Star cryptocurrency Bitcoin, down 16% off its highs after nearly tripling this year, is showing signs of cracks as it fails to attract the retail investors seen as key to bolstering its long-term growth. Over the recent months, fewer people have been sending Bitcoin to major exchanges, according to crypto data tracker TokenAnalyst, as outlined in a recent Bloomberg report.
Following a spike in the number of unique addresses sending the digital coin to exchanges in 2017, that number has been falling. According to the TokenAnalyst data, the number of addresses sending Bitcoin to the Bitfinex trading platform is at a two-year low. Meanwhile, while the number of unique addresses sending the token to Binance, the world’s largest crypto exchange by volume, also fell to its lowest level since early 2018.
The decline for Bitcoin and other cryptocurrencies signals a “lack of retail interest in general currently in crypto,” according to Sid Shekhar, co-founder of London-based TokenAnalyst. “If we go by the ‘Bitcoin as safe haven in times of recession’ narrative, the number of new users/buyers should actually be increasing.” Instead, Bitcoin trading is being dominated by a small group of power investors, lacking the breadth to support the currency's growth.

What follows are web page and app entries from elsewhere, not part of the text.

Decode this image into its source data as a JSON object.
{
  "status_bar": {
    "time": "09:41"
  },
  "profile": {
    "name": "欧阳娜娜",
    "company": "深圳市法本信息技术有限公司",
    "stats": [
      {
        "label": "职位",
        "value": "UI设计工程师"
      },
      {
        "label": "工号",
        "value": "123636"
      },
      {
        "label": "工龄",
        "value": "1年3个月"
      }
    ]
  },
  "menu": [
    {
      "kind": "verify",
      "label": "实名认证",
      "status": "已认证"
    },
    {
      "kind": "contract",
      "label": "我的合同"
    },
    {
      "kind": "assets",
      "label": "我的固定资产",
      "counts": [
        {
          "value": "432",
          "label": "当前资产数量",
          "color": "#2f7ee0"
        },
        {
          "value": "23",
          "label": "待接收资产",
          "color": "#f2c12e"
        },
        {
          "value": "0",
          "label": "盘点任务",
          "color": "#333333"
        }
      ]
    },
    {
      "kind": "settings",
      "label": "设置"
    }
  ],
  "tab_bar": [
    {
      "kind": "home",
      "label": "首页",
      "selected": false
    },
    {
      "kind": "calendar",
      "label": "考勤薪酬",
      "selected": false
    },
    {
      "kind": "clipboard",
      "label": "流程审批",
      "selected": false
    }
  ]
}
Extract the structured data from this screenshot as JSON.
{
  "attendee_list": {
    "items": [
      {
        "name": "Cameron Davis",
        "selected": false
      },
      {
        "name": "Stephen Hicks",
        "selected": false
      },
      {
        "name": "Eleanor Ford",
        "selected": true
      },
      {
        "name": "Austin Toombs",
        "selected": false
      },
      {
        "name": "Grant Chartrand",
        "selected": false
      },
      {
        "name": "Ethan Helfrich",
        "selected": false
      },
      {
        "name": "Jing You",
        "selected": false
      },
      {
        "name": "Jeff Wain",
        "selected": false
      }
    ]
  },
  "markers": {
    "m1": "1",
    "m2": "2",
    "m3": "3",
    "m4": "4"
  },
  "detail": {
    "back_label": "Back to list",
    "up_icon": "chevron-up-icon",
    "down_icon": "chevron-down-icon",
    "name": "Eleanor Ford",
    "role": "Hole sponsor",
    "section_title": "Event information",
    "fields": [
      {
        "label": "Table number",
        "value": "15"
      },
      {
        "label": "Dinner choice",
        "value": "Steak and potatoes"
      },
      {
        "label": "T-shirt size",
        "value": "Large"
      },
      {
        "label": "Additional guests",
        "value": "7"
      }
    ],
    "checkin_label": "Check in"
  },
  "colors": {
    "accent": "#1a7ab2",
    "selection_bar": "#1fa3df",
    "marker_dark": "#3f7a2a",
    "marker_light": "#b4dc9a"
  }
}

Just 11% of all cryptocurrency holders were sending coins as a trade or payment once or twice in 2018, per a survey by Foundation of Interwallet Operability.
Offsetting User Declines
Binance, Bitfinex and other exchanges have attempted to attract volume to offset a drop in trading volume. Strategies include taking steps to boost user loyalty, increase fees, and offer more services to increase revenue streams. Binance and Bitfinex have both expanded their offerings to include margin trading, which allows users to speculate and borrow funds. After allowing traders to lend funds to other traders in August, Binance launched the test of its futures product earlier in September.
“The more products you offer, the more sticky your client,” explained Jeff Dorman, chief investment officer at Los Angeles-based Arca, an asset manager that invests in cryptocurrencies. “All consumers prefer a ‘one-stop shop.’”
Initial Coin Offerings Boom
Another means by which cryptocurrency exchanges are staying in business is facilitating initial exchange offerings (IEOs). While the boom in initial coin offerings (ICOs) is long gone, investors are now pouring money into a new way for startups to raise money with digital tokens.
As opposed to an ICO, in IEOs, digital coins are sold to investors through a crypto exchange, as opposed to directly by a startup. In this sense, crypto exchanges assume a similar role that an investment bank would in an IPO, and takes the responsibility of researching the prospective issuer before listing it and offering a report similar to a shorter prospectus. In return for this, and for distributing tokens to buyers, the trading exchange can earn trading fees once the digital coin launches, and receives a cut of funds raised. For Binance, the amount is between 2% to 5% of the sums raised, per Bloomberg. Despite caution among investors after many major ICOs failed in recent years, some argue that exchanges have an incentive to do their homework before partnering with a startup.
“Exchanges are making a ton of money,” he said. “They have every incentive not to kill the golden goose.”
Some expect the trends to pressure cryptocurrency exchanges to consolidate.
“The whole exchange landscape is very much fragmented,” said Ian Taylor, head of advisory services at Galaxy Digital Holdings Ltd., per Bloomberg. “There’s been a lot of exchange platforms launched in the last 6-12 months, all offering slightly varying sets of services. What I’d expect to see over time is some sort of consolidation to bolster user growth.”